A faithful copy of the entries, without any pictures, is what is needed here.

------ RECORDS FOR THE TASK

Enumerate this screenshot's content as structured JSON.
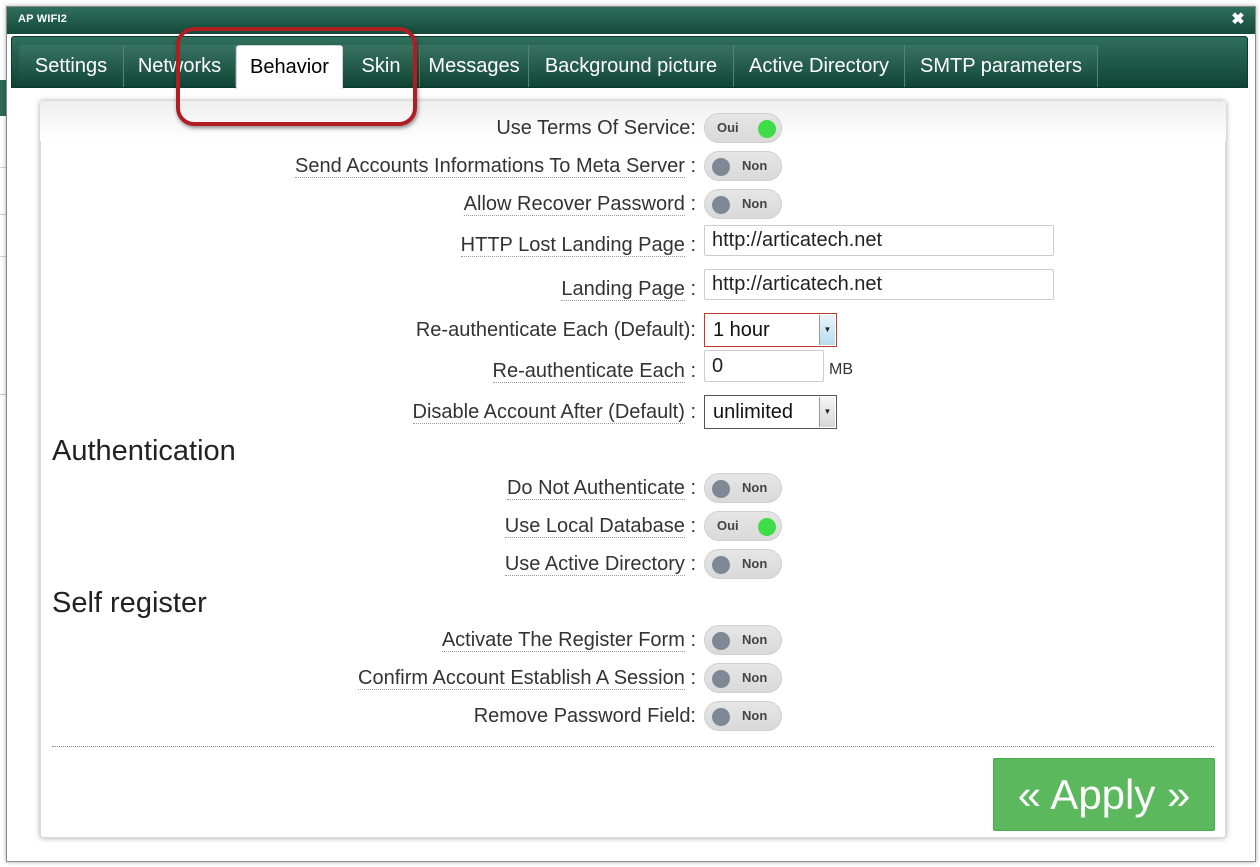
{
  "window": {
    "title": "AP WIFI2",
    "close_glyph": "✖"
  },
  "tabs": [
    {
      "label": "Settings",
      "active": false
    },
    {
      "label": "Networks",
      "active": false
    },
    {
      "label": "Behavior",
      "active": true
    },
    {
      "label": "Skin",
      "active": false
    },
    {
      "label": "Messages",
      "active": false
    },
    {
      "label": "Background picture",
      "active": false
    },
    {
      "label": "Active Directory",
      "active": false
    },
    {
      "label": "SMTP parameters",
      "active": false
    }
  ],
  "form": {
    "use_tos": {
      "label": "Use Terms Of Service:",
      "state": "Oui"
    },
    "send_meta": {
      "label": "Send Accounts Informations To Meta Server",
      "state": "Non"
    },
    "allow_recover": {
      "label": "Allow Recover Password",
      "state": "Non"
    },
    "http_lost": {
      "label": "HTTP Lost Landing Page",
      "value": "http://articatech.net"
    },
    "landing": {
      "label": "Landing Page",
      "value": "http://articatech.net"
    },
    "reauth_default": {
      "label": "Re-authenticate Each (Default):",
      "value": "1 hour"
    },
    "reauth_each": {
      "label": "Re-authenticate Each",
      "value": "0",
      "unit": "MB"
    },
    "disable_after": {
      "label": "Disable Account After (Default)",
      "value": "unlimited"
    },
    "colon": ":"
  },
  "authentication": {
    "title": "Authentication",
    "do_not_auth": {
      "label": "Do Not Authenticate",
      "state": "Non"
    },
    "local_db": {
      "label": "Use Local Database",
      "state": "Oui"
    },
    "active_directory": {
      "label": "Use Active Directory",
      "state": "Non"
    }
  },
  "self_register": {
    "title": "Self register",
    "activate_form": {
      "label": "Activate The Register Form",
      "state": "Non"
    },
    "confirm_session": {
      "label": "Confirm Account Establish A Session",
      "state": "Non"
    },
    "remove_password": {
      "label": "Remove Password Field:",
      "state": "Non"
    }
  },
  "apply": {
    "label": "« Apply »"
  },
  "colors": {
    "header_green": "#144a3a",
    "toggle_on": "#3fdc4a",
    "toggle_off": "#7d8a95",
    "apply_green": "#5cb85c",
    "highlight_red": "#b01e24"
  }
}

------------

§ RESULT BELOW:
Enumerate this screenshot's content as structured JSON.
{
  "window": {
    "title": "AP WIFI2",
    "close_glyph": "✖"
  },
  "tabs": [
    {
      "label": "Settings",
      "active": false
    },
    {
      "label": "Networks",
      "active": false
    },
    {
      "label": "Behavior",
      "active": true
    },
    {
      "label": "Skin",
      "active": false
    },
    {
      "label": "Messages",
      "active": false
    },
    {
      "label": "Background picture",
      "active": false
    },
    {
      "label": "Active Directory",
      "active": false
    },
    {
      "label": "SMTP parameters",
      "active": false
    }
  ],
  "form": {
    "use_tos": {
      "label": "Use Terms Of Service:",
      "state": "Oui"
    },
    "send_meta": {
      "label": "Send Accounts Informations To Meta Server",
      "state": "Non"
    },
    "allow_recover": {
      "label": "Allow Recover Password",
      "state": "Non"
    },
    "http_lost": {
      "label": "HTTP Lost Landing Page",
      "value": "http://articatech.net"
    },
    "landing": {
      "label": "Landing Page",
      "value": "http://articatech.net"
    },
    "reauth_default": {
      "label": "Re-authenticate Each (Default):",
      "value": "1 hour"
    },
    "reauth_each": {
      "label": "Re-authenticate Each",
      "value": "0",
      "unit": "MB"
    },
    "disable_after": {
      "label": "Disable Account After (Default)",
      "value": "unlimited"
    },
    "colon": ":"
  },
  "authentication": {
    "title": "Authentication",
    "do_not_auth": {
      "label": "Do Not Authenticate",
      "state": "Non"
    },
    "local_db": {
      "label": "Use Local Database",
      "state": "Oui"
    },
    "active_directory": {
      "label": "Use Active Directory",
      "state": "Non"
    }
  },
  "self_register": {
    "title": "Self register",
    "activate_form": {
      "label": "Activate The Register Form",
      "state": "Non"
    },
    "confirm_session": {
      "label": "Confirm Account Establish A Session",
      "state": "Non"
    },
    "remove_password": {
      "label": "Remove Password Field:",
      "state": "Non"
    }
  },
  "apply": {
    "label": "« Apply »"
  },
  "colors": {
    "header_green": "#144a3a",
    "toggle_on": "#3fdc4a",
    "toggle_off": "#7d8a95",
    "apply_green": "#5cb85c",
    "highlight_red": "#b01e24"
  }
}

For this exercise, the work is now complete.